_Work instruction:_
Gather all lines in the entries that include the word "search".

_Supplied records:_
────────
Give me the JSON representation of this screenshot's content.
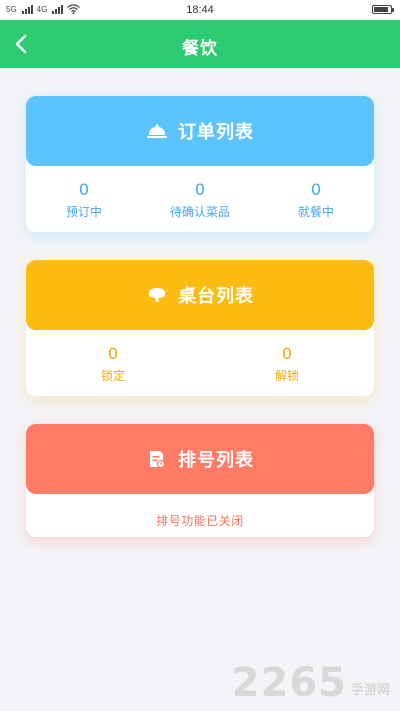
{
  "status_bar": {
    "carrier1": "5G",
    "carrier2": "4G",
    "time": "18:44"
  },
  "header": {
    "title": "餐饮",
    "back_icon": "chevron-left-icon"
  },
  "colors": {
    "header": "#2ecc71",
    "order": "#5bc4ff",
    "table": "#ffbb12",
    "queue": "#ff7b66"
  },
  "order_card": {
    "title": "订单列表",
    "icon": "cloche-icon",
    "stats": [
      {
        "value": "0",
        "label": "预订中"
      },
      {
        "value": "0",
        "label": "待确认菜品"
      },
      {
        "value": "0",
        "label": "就餐中"
      }
    ]
  },
  "table_card": {
    "title": "桌台列表",
    "icon": "table-icon",
    "stats": [
      {
        "value": "0",
        "label": "锁定"
      },
      {
        "value": "0",
        "label": "解锁"
      }
    ]
  },
  "queue_card": {
    "title": "排号列表",
    "icon": "ticket-icon",
    "message": "排号功能已关闭"
  },
  "watermark": {
    "number": "2265",
    "text": "手游网"
  }
}
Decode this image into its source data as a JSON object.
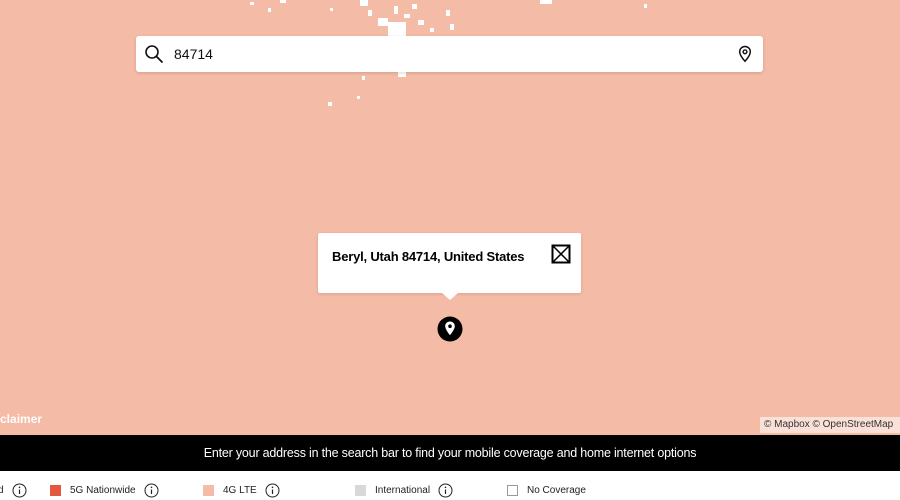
{
  "search": {
    "value": "84714",
    "icon": "search-icon",
    "location_icon": "location-pin-icon"
  },
  "popup": {
    "address": "Beryl, Utah 84714, United States",
    "close_icon": "close-icon"
  },
  "map": {
    "coverage_color": "#f4bba6",
    "marker_icon": "map-pin-icon",
    "disclaimer_label": "isclaimer",
    "attribution": "© Mapbox © OpenStreetMap"
  },
  "banner": {
    "text": "Enter your address in the search bar to find your mobile coverage and home internet options"
  },
  "legend": {
    "items": [
      {
        "label": "d",
        "color": ""
      },
      {
        "label": "5G Nationwide",
        "color": "#e5573f"
      },
      {
        "label": "4G LTE",
        "color": "#f4bba6"
      },
      {
        "label": "International",
        "color": "#d8d8d8"
      },
      {
        "label": "No Coverage",
        "color": "#ffffff"
      }
    ]
  },
  "colors": {
    "banner_bg": "#000000",
    "coverage": "#f4bba6",
    "5g_nationwide": "#e5573f"
  }
}
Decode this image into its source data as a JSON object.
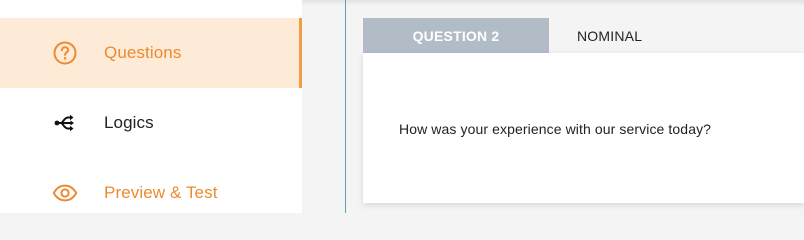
{
  "sidebar": {
    "items": [
      {
        "label": "Questions",
        "icon": "question-circle-icon",
        "active": true
      },
      {
        "label": "Logics",
        "icon": "branch-arrow-icon",
        "active": false
      },
      {
        "label": "Preview & Test",
        "icon": "eye-icon",
        "active": false
      }
    ]
  },
  "editor": {
    "question_tab": "QUESTION 2",
    "type_tab": "NOMINAL",
    "question_text": "How was your experience with our service today?"
  },
  "colors": {
    "accent": "#ec8a2f",
    "active_bg": "#fdebd8",
    "tab_bg": "#b1bcc6"
  }
}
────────
_Result for this exercise:_
  "search": {
    "icon": "search-icon",
    "text": "Enter your address in the search bar to find your mobile coverage and home internet options"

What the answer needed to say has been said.